(Instructions for the task) Nothing but the lines from the one with "Transcribe this image's" through the end of the data should be set down, each exactly as written, and no picture should be included.

Component data from apps and pages:
---

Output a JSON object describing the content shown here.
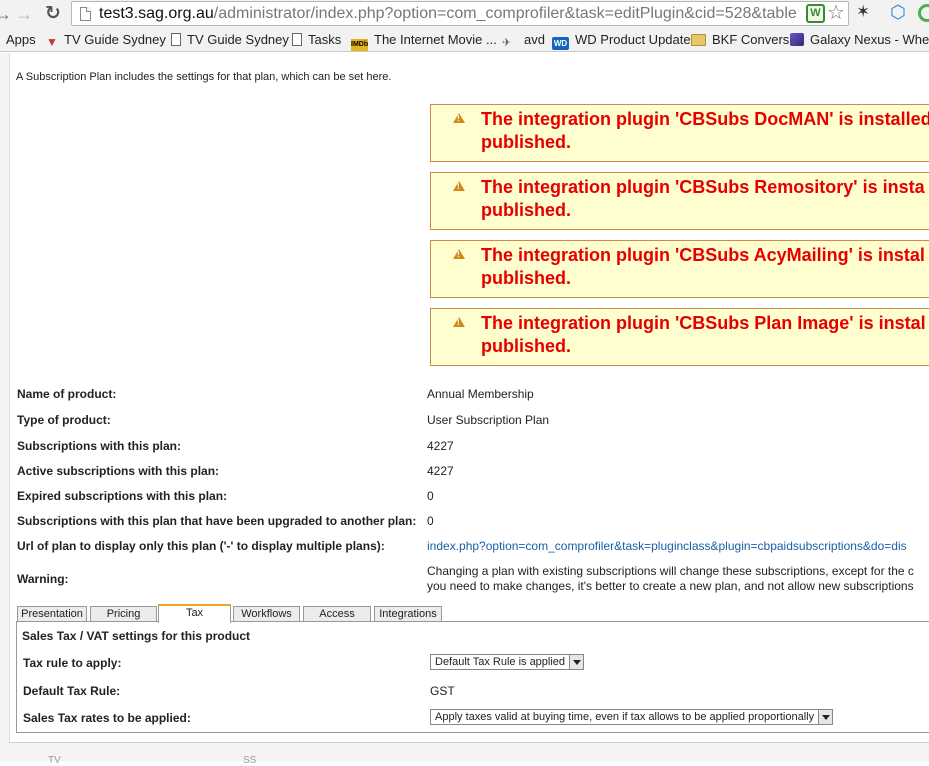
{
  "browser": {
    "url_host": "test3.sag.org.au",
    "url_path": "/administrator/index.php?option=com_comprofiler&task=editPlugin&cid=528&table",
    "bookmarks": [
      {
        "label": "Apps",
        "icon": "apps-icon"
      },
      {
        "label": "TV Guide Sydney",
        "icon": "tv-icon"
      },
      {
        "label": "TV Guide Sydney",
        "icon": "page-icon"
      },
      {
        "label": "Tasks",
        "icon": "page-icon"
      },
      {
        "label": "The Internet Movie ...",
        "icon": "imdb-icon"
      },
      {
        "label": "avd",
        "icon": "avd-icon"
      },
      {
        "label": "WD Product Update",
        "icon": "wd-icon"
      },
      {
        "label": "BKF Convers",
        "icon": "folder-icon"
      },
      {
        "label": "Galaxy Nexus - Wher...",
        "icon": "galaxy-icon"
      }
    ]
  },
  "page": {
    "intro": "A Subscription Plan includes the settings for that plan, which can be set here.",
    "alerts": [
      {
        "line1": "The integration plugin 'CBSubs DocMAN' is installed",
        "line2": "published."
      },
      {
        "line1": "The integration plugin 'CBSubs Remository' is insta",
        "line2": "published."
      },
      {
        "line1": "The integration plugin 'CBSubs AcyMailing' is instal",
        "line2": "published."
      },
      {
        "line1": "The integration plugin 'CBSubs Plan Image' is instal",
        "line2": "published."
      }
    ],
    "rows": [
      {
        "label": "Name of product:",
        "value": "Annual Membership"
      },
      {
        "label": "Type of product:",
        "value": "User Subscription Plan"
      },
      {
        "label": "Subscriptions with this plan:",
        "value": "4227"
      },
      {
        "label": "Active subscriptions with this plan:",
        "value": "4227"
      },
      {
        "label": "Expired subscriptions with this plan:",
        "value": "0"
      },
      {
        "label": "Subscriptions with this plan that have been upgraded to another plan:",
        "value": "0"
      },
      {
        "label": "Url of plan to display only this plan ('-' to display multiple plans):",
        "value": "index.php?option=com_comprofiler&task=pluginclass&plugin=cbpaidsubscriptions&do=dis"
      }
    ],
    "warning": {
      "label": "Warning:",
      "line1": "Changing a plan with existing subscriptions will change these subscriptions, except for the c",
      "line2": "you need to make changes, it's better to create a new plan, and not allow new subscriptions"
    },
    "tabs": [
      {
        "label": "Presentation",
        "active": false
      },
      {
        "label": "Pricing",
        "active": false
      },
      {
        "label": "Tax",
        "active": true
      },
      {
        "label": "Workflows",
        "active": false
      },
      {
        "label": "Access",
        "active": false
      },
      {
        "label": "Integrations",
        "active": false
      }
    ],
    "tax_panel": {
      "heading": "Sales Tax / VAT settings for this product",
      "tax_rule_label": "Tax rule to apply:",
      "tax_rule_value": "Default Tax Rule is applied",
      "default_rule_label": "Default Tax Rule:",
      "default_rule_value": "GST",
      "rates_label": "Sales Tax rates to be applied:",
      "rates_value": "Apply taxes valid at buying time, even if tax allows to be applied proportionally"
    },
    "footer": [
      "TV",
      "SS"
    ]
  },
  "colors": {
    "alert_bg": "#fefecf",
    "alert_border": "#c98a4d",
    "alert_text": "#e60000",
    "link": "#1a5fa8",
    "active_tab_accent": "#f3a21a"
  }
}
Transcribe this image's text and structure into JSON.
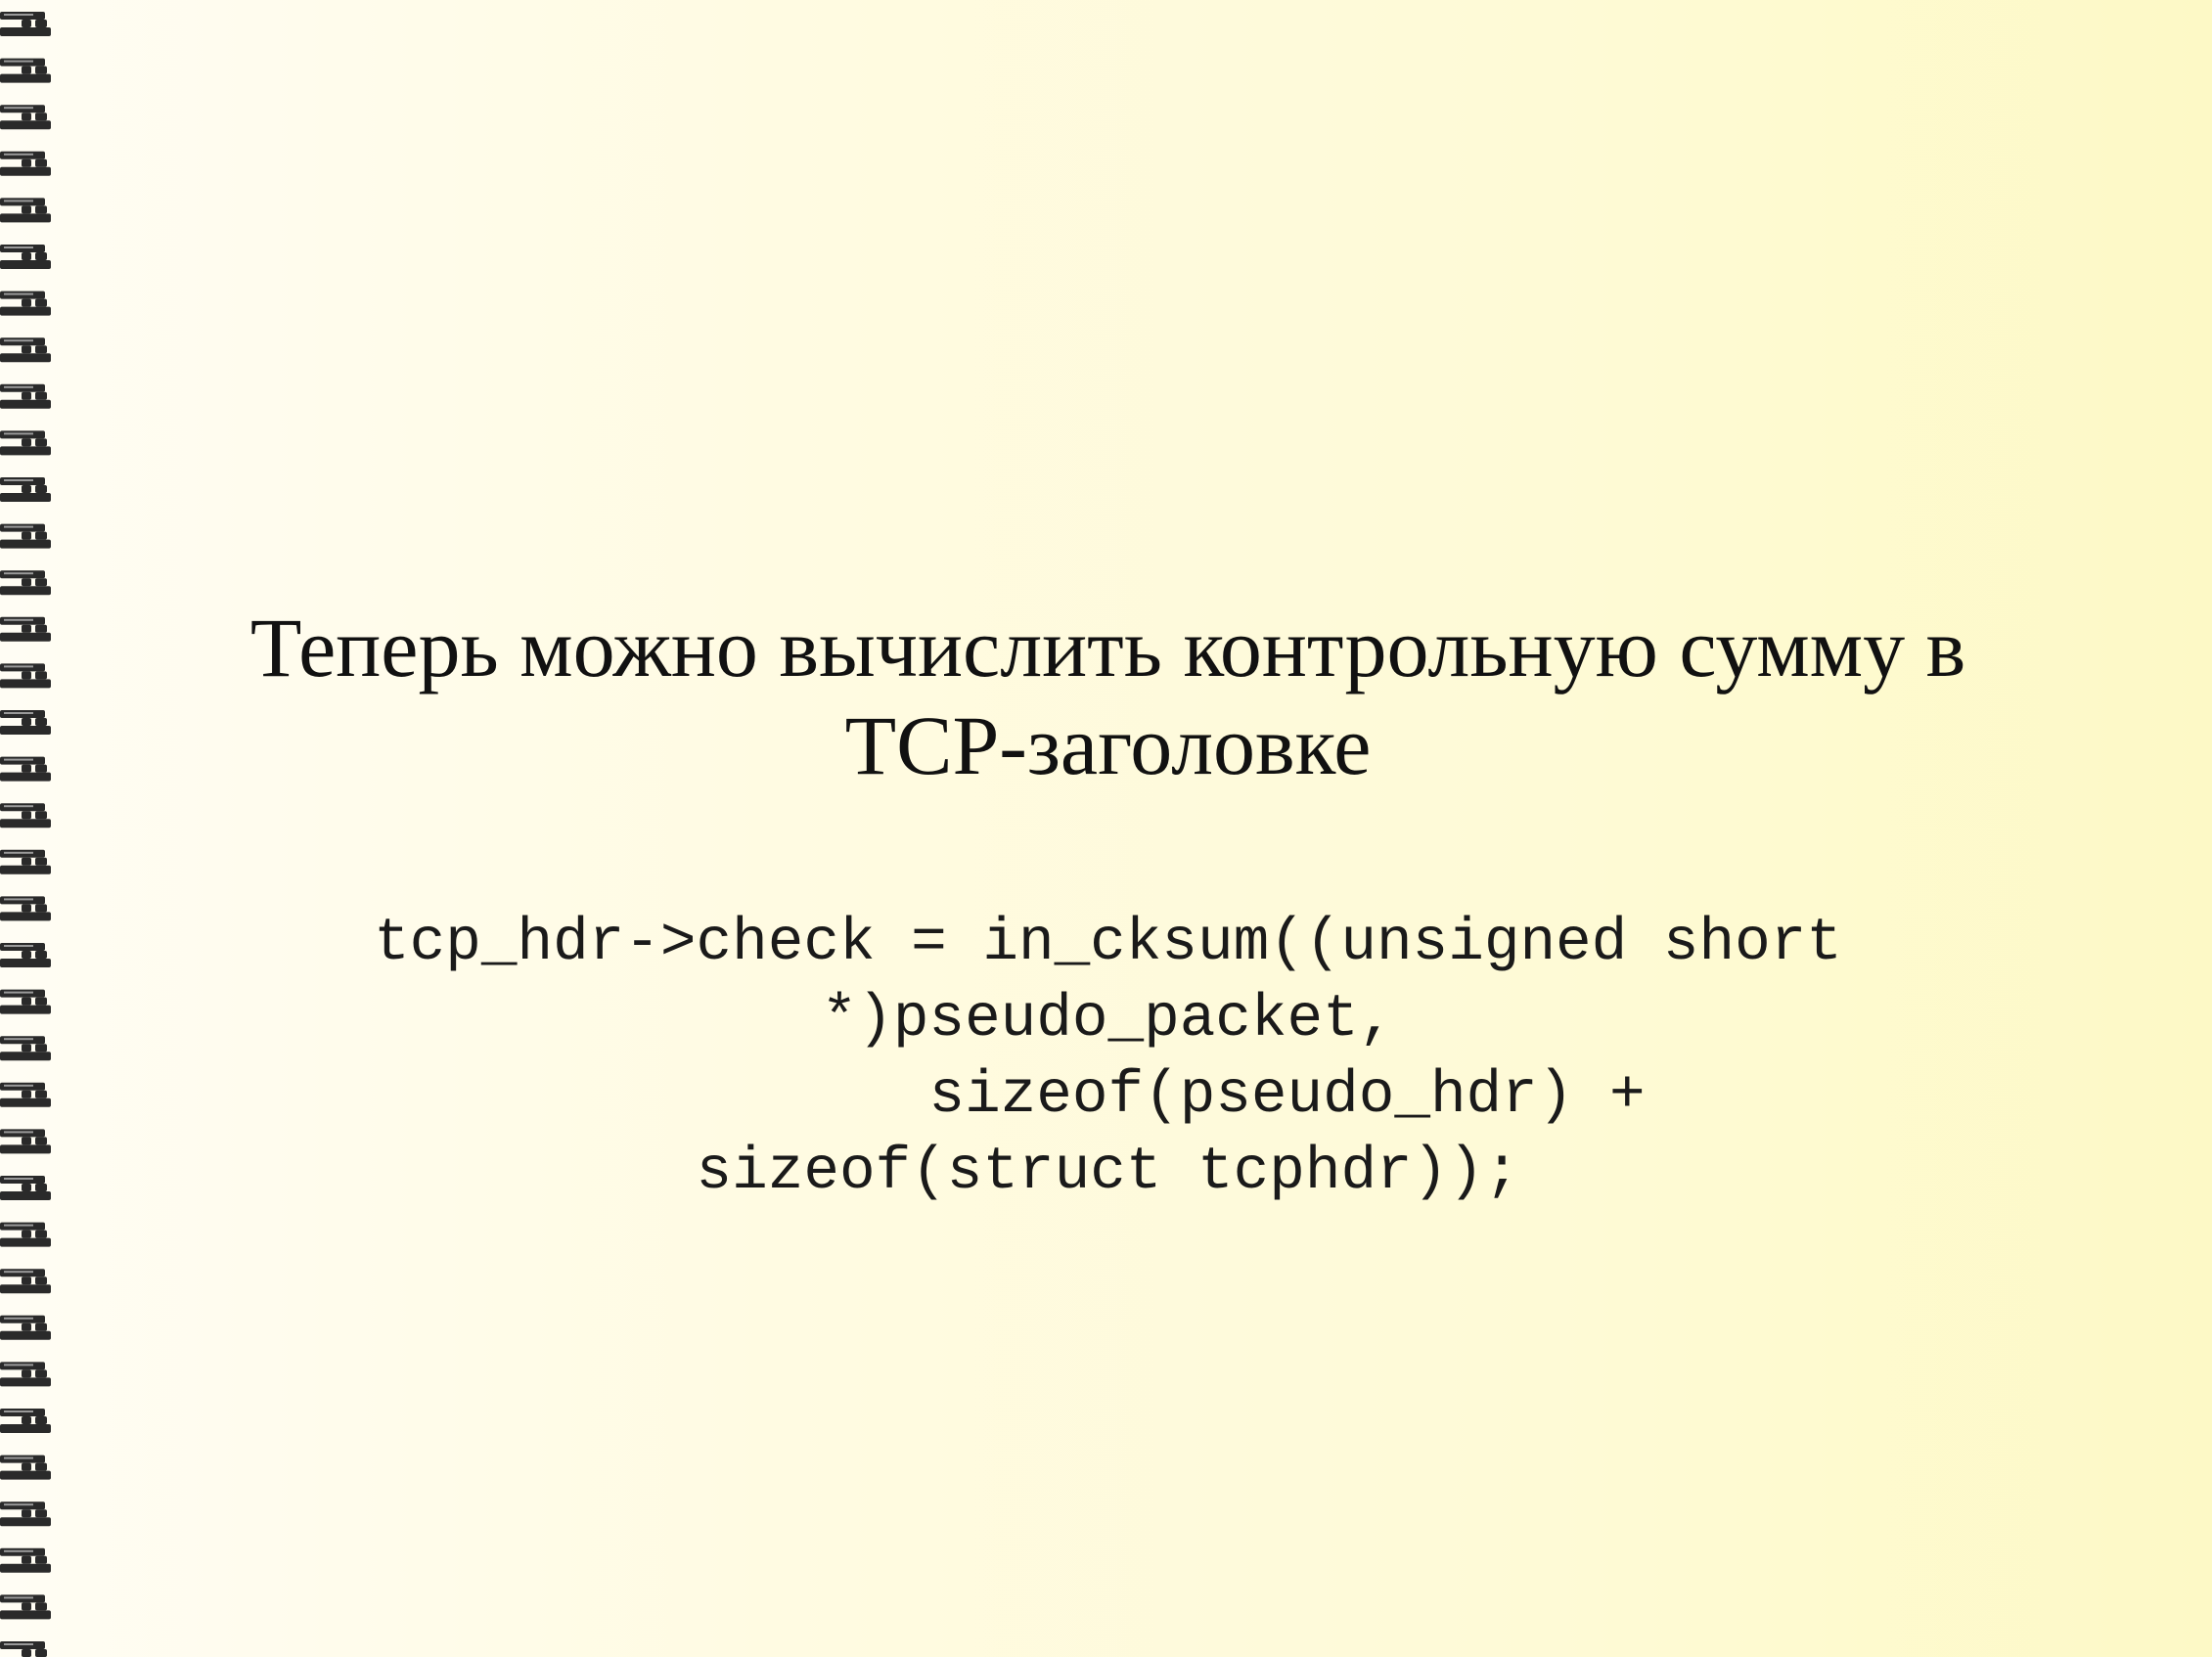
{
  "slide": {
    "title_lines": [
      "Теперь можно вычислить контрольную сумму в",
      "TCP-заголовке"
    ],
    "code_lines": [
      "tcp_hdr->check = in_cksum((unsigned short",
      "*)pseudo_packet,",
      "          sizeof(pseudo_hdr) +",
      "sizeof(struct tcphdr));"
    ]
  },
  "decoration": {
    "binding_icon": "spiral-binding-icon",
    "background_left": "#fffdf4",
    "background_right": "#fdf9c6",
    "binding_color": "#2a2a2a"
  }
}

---

(Task result)
Transcribe this image's text and structure into JSON.
{
  "slide": {
    "title_lines": [
      "Теперь можно вычислить контрольную сумму в",
      "TCP-заголовке"
    ],
    "code_lines": [
      "tcp_hdr->check = in_cksum((unsigned short",
      "*)pseudo_packet,",
      "          sizeof(pseudo_hdr) +",
      "sizeof(struct tcphdr));"
    ]
  },
  "decoration": {
    "binding_icon": "spiral-binding-icon",
    "background_left": "#fffdf4",
    "background_right": "#fdf9c6",
    "binding_color": "#2a2a2a"
  }
}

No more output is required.